Gibbon in his ‘Roman Empire' expresses in a few vigorous sentences his theory of the course of culture, as from savagery upward. Judged by the knowledge of nearly a century later, his remarks cannot, indeed, pass unquestioned. Especially he seems to rely with misplaced confidence on traditions of archaic rudeness, to exaggerate the lowness of savage life, to underestimate the liability to decay of the ruder arts, and in his view of the effect of high on low civilization, to dwell too exclusively on the brighter side. But, on the whole, the great historian's judgment seems so substantially that of the unprejudiced modern student of the progressionist school, that I gladly quote the passage here at length, and take it as a text to represent the development theory of culture :-*The discoveries of ancient and modern navigators, and the domestic history, or tradition, of the most enlightened nations, represent the human savage naked both in mind and body, and destitute of laws, of arts, of ideas, and almost of language. From this abject condition, perhaps the primitive and universal state of man, he has gradually arisen to command the animals, to fertilise the earth, to traverse the ocean, and to measure the heavens. His progress in the improvement and exercise of his mental and corporeal faculties has been irregular and various ; infinitely slow in the beginning, and increasing by degrees with redoubled velocity : ages of laborious ascent have been
followed by a moment of rapid downfall ; and the several climates of the globe have felt the vicissitudes of light and darkness. Yet the experience of four thousand years should enlarge our hopes, and diminish our apprehensions : we cannot determine to whạt height the human species may aspire in their advances towards perfection ; but it may safely be presumed, that no people, unless the face of nature is changed, will relapse into their original barbarism. The improvements of society may be viewed under a threefold aspect. 1. The poet or philosopher illustrates his age and country by the efforts of a single mind; but these superior powers of reason or fancy are rare and spontaneous productions; and the genius of Homer, or Cicero, or Newton, would excite less admiration, if they could be created by the will of a prince, or the lessons of a preceptor. 2. The benefits of law and policy, of trade and manufactures, of arts and sciences, are more solid and permanent; and many individuals may be qualified, by education and discipline, to promote, in their respective stations, the interest of the community. But this general order is the effect of skill and labour ; and the complex machinery may be decayed by time, or injured by violence. 3. Fortunately for mankind, the more useful, or, at least, more necessary arts, can be performed without superior talents, or national subordination; without the powers of one, or the union of many.

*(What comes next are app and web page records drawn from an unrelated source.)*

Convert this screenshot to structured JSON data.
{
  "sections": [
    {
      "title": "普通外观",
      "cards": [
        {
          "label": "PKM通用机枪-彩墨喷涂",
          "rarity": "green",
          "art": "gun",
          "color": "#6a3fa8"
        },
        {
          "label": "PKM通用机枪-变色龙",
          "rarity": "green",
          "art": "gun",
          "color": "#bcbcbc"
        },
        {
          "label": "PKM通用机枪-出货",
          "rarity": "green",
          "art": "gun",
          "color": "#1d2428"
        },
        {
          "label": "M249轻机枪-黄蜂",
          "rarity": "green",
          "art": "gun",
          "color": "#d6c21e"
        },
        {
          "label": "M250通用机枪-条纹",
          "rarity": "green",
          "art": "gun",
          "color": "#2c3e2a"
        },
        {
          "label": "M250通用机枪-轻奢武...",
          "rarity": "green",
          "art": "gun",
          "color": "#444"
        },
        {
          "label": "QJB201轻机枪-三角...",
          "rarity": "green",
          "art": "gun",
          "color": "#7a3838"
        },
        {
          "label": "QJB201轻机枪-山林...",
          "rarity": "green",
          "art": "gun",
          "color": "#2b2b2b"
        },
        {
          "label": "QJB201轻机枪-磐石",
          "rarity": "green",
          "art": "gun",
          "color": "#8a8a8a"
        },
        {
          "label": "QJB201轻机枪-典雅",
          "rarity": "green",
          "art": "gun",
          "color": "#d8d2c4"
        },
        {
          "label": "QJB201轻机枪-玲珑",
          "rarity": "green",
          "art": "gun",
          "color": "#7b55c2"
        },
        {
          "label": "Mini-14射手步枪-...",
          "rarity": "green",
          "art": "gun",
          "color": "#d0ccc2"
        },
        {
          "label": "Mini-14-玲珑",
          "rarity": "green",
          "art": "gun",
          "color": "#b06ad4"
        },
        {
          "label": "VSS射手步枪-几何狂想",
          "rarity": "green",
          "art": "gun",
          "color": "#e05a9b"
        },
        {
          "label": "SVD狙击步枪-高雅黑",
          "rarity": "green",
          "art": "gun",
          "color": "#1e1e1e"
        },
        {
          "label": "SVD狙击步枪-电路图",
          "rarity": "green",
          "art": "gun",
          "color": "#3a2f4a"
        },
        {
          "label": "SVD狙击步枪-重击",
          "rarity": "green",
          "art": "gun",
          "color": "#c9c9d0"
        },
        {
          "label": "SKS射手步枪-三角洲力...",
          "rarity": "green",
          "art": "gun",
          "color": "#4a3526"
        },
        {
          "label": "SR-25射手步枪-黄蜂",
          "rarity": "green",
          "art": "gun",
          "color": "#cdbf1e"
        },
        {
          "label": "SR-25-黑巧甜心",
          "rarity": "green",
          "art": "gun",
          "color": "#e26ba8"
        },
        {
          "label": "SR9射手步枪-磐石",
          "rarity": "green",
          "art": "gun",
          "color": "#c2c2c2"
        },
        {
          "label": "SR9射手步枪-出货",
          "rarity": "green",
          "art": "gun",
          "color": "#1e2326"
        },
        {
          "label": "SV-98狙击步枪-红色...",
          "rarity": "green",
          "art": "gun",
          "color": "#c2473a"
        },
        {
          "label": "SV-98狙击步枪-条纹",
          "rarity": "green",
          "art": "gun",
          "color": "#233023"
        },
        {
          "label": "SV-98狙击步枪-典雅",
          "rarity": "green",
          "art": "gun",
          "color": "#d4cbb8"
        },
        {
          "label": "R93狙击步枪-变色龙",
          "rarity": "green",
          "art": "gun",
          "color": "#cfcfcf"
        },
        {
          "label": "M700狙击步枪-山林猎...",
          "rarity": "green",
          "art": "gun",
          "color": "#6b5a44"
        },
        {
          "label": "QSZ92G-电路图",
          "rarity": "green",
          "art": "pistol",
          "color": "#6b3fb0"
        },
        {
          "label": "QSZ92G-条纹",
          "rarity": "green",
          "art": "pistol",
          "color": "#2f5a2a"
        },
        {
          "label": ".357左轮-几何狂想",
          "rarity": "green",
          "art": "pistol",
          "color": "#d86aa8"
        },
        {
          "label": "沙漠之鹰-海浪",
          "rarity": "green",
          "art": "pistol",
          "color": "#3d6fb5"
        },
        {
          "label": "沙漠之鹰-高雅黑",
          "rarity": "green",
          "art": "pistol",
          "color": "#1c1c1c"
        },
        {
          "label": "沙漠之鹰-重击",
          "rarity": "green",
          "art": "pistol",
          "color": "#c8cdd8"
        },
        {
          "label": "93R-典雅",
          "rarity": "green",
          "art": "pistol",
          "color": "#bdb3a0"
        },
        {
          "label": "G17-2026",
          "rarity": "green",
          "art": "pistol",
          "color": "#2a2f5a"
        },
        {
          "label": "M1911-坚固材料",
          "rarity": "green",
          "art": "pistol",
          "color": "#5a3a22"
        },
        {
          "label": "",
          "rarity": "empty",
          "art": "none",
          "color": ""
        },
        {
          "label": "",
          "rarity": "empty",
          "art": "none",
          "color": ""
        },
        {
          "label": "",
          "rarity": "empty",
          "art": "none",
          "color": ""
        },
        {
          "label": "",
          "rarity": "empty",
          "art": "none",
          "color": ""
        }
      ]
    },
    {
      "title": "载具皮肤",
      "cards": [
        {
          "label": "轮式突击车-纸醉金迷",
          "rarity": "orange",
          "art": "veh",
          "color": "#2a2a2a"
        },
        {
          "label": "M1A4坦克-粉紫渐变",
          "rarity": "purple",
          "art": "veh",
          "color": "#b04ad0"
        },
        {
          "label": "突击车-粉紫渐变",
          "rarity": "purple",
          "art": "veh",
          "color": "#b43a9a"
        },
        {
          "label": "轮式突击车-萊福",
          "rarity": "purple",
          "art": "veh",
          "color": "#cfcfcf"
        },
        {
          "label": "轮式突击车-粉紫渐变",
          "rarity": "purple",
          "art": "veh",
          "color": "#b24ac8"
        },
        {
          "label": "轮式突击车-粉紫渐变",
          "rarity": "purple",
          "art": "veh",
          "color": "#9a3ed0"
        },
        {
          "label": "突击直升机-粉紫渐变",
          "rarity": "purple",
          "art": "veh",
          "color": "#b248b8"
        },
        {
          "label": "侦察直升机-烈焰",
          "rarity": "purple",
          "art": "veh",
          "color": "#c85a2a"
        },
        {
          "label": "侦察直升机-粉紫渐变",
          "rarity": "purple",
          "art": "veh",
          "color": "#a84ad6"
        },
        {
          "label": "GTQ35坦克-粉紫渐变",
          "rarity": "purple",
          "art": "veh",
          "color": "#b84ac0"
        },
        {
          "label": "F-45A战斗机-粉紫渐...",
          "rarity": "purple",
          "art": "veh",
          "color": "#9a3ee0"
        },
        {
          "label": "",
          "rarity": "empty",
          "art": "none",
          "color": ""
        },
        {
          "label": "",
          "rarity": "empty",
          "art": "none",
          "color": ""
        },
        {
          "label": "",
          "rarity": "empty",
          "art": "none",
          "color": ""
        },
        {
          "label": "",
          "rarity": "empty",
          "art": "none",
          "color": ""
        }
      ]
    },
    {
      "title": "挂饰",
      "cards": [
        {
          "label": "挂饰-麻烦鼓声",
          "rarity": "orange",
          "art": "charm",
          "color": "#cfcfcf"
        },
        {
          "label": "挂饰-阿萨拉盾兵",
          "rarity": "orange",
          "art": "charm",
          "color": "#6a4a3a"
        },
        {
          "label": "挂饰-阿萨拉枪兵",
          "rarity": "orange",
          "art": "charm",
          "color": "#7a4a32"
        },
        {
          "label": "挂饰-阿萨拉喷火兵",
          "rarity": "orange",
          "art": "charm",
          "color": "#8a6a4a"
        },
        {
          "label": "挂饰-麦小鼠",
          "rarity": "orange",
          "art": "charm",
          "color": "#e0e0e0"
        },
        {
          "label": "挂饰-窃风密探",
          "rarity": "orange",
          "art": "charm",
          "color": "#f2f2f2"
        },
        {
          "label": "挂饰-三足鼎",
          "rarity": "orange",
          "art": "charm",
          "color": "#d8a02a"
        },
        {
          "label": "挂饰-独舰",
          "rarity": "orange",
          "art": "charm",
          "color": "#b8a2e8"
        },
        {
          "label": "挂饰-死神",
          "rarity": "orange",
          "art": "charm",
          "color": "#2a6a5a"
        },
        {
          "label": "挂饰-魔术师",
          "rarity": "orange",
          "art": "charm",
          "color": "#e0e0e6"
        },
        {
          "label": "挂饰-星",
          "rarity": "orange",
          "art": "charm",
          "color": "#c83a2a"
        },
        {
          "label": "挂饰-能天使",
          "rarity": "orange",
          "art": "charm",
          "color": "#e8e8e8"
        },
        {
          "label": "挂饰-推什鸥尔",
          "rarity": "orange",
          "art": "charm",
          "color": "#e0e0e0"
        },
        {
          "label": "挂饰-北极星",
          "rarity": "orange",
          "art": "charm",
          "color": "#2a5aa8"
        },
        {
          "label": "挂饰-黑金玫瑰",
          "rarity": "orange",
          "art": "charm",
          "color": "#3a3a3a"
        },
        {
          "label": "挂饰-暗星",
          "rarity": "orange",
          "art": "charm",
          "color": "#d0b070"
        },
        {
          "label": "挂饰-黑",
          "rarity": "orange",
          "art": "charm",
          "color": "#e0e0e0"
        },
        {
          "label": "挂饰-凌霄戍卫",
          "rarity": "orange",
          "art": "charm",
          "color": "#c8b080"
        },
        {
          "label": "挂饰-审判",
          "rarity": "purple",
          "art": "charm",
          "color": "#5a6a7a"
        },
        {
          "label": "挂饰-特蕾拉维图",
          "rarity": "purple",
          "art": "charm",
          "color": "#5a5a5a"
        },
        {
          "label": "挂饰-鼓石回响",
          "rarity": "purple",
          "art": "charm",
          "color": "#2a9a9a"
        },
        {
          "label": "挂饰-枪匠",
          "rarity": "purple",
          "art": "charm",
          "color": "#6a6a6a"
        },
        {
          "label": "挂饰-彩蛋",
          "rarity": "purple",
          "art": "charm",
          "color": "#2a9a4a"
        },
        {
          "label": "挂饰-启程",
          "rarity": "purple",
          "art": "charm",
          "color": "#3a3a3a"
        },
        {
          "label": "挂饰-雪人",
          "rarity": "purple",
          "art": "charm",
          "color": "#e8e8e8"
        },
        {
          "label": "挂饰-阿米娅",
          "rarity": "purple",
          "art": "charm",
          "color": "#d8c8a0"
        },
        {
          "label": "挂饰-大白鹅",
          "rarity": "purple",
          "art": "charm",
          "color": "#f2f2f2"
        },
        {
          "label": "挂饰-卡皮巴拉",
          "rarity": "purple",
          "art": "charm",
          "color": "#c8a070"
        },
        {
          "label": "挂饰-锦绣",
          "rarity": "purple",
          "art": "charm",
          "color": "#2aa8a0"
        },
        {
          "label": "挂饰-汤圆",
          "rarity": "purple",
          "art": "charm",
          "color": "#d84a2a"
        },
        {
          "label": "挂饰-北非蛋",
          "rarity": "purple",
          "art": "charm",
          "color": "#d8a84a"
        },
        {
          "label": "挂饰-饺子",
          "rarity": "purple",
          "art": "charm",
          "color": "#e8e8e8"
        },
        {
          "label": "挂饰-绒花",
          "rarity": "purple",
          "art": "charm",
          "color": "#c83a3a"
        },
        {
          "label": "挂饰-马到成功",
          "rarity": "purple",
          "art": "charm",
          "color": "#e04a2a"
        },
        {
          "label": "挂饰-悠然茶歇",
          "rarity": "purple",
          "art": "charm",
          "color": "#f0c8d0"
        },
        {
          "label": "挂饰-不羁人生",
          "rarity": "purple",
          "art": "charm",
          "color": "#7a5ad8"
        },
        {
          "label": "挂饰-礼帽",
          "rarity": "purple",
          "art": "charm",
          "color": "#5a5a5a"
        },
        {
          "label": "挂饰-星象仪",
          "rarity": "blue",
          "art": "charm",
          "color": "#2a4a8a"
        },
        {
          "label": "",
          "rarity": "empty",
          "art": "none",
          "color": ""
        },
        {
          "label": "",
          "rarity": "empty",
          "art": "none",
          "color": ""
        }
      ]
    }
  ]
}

. Each village, each family, each individual, must always possess both ability and inclination, to perpetuate the use of fire and of metals; the propagation and service of domestic animals; the methods of hunting and fishing; the rudiments of navigation; the imperfect cultivation of corn, or other nutritive grain; and the simple practice of the mechanic trades. Private genius and public industry may be extirpated; but these hardy plants survive the tempest, and strike an everlasting root into the most unfavourable soil. The splendid days of Augustus and Trajan were eclipsed by a cloud of ignorance; and the barbarians subverted the laws and palaces of Rome. But the scythe, the invention, or